Dear Editor,

Read a reference to your site in the ‘fearless traveler’ q&a in the San Antonio Express News today. I appreciate the information conrained in your site.

My neice is a c6 and has been so since a car wreck at age 18, 20 years ago. She rarely leaves the house. Does not have a computer.

I am educating myself on the externals of disability travel. We meet in Maine, where we grew up, with extended family each summer. Travel from CA is very difficult for her. Generally takes weeks to recover when she returns. I am trying to educate myself to the options for travel from CA to ME.

Thanks for the site. Tim Hathaway

Obviously, each individual’s disability effects them in different ways. The fact that it takes your niece weeks to recover from a trip demonstrates the strain that such an undertaking puts on her system. There could be any number of reasons for this, but one may be the actual way she travels.

To minimize the effort in traveling, she should try to limit the number of steps required for getting from point A to point B. Find a direct flight from California to Maine, or at the very least a flight which doesn’t require changing planes. Once in Maine, she should try to recreate her home environment as closely as possible in her hotel. If this means renting a hospital bed, shower chair, or other equipment, she should do so.

Finally, since it sounds like she is fairly inactive in her daily life, she shouldn’t over extend herself during this trip. Trying to do much more on vacation than she does at home will definitely exhaust her. If you’re all going out together for six hours of activities one day, maybe she should limit herself to three.
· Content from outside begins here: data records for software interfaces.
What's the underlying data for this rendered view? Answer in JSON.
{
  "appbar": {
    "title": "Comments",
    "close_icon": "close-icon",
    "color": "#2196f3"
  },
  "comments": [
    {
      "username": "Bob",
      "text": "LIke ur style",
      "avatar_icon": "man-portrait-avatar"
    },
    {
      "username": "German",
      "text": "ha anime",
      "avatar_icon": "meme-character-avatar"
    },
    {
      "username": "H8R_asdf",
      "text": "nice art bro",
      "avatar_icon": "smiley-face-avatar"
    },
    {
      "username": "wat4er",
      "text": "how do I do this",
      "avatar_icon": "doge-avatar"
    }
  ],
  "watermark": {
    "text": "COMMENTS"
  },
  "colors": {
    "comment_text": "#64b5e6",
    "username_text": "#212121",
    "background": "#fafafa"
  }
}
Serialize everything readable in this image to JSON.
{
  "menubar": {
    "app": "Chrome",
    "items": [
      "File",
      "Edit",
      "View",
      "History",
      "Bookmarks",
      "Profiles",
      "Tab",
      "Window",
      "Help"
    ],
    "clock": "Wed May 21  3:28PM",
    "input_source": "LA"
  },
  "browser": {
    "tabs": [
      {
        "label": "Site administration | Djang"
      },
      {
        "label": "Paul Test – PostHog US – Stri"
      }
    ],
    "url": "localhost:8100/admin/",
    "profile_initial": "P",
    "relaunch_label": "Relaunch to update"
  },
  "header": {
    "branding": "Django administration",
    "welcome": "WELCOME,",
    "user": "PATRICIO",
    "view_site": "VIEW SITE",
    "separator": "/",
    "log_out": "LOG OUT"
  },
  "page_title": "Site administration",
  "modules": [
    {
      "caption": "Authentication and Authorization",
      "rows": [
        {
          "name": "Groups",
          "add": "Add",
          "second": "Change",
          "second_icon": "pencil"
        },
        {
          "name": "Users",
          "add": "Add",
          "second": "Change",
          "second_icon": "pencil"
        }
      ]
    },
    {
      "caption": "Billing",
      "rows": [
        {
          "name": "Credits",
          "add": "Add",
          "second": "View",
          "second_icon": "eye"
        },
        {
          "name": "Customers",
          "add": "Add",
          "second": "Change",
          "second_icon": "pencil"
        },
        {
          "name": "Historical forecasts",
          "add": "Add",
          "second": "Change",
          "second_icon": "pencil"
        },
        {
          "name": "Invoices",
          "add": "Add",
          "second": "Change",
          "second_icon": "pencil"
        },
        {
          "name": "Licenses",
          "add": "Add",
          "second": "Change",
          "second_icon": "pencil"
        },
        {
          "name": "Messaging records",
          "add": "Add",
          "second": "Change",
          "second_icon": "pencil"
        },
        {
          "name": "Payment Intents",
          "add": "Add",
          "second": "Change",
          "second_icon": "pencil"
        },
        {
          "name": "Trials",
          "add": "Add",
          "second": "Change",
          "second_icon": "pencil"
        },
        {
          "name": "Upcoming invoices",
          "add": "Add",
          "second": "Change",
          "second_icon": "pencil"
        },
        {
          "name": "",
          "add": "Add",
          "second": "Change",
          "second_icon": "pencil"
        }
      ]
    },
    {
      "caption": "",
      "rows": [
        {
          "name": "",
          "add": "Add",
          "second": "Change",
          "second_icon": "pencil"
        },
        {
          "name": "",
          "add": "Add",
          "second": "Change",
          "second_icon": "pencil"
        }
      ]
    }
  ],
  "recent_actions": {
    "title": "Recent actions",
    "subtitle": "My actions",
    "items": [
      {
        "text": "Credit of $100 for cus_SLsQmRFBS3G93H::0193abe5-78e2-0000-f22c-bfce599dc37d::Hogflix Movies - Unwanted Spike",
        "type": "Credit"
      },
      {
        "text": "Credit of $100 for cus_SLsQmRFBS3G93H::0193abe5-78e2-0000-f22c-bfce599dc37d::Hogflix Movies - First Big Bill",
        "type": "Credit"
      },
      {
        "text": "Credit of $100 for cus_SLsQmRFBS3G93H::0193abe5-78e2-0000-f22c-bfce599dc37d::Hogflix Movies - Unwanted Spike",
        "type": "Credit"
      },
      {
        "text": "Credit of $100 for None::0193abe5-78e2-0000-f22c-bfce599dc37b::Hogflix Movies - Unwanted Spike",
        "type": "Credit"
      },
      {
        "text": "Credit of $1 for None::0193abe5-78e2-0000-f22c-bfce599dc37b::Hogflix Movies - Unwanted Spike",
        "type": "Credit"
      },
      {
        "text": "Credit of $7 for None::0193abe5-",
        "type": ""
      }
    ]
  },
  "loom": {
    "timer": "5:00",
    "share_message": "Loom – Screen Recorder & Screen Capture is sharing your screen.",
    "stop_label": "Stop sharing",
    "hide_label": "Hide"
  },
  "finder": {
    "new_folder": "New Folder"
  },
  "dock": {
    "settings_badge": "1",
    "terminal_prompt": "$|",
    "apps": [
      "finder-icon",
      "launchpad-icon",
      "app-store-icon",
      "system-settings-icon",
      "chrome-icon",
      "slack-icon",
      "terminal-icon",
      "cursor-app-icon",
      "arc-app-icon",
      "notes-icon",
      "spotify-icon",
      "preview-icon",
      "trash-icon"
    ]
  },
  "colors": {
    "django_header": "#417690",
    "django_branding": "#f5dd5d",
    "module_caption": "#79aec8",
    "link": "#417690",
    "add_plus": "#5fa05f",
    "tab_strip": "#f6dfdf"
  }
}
One last thought is that several weeks prior to her trip she may want to slowly increase her activities in California; in a sense, training for the bigger excursion to Maine.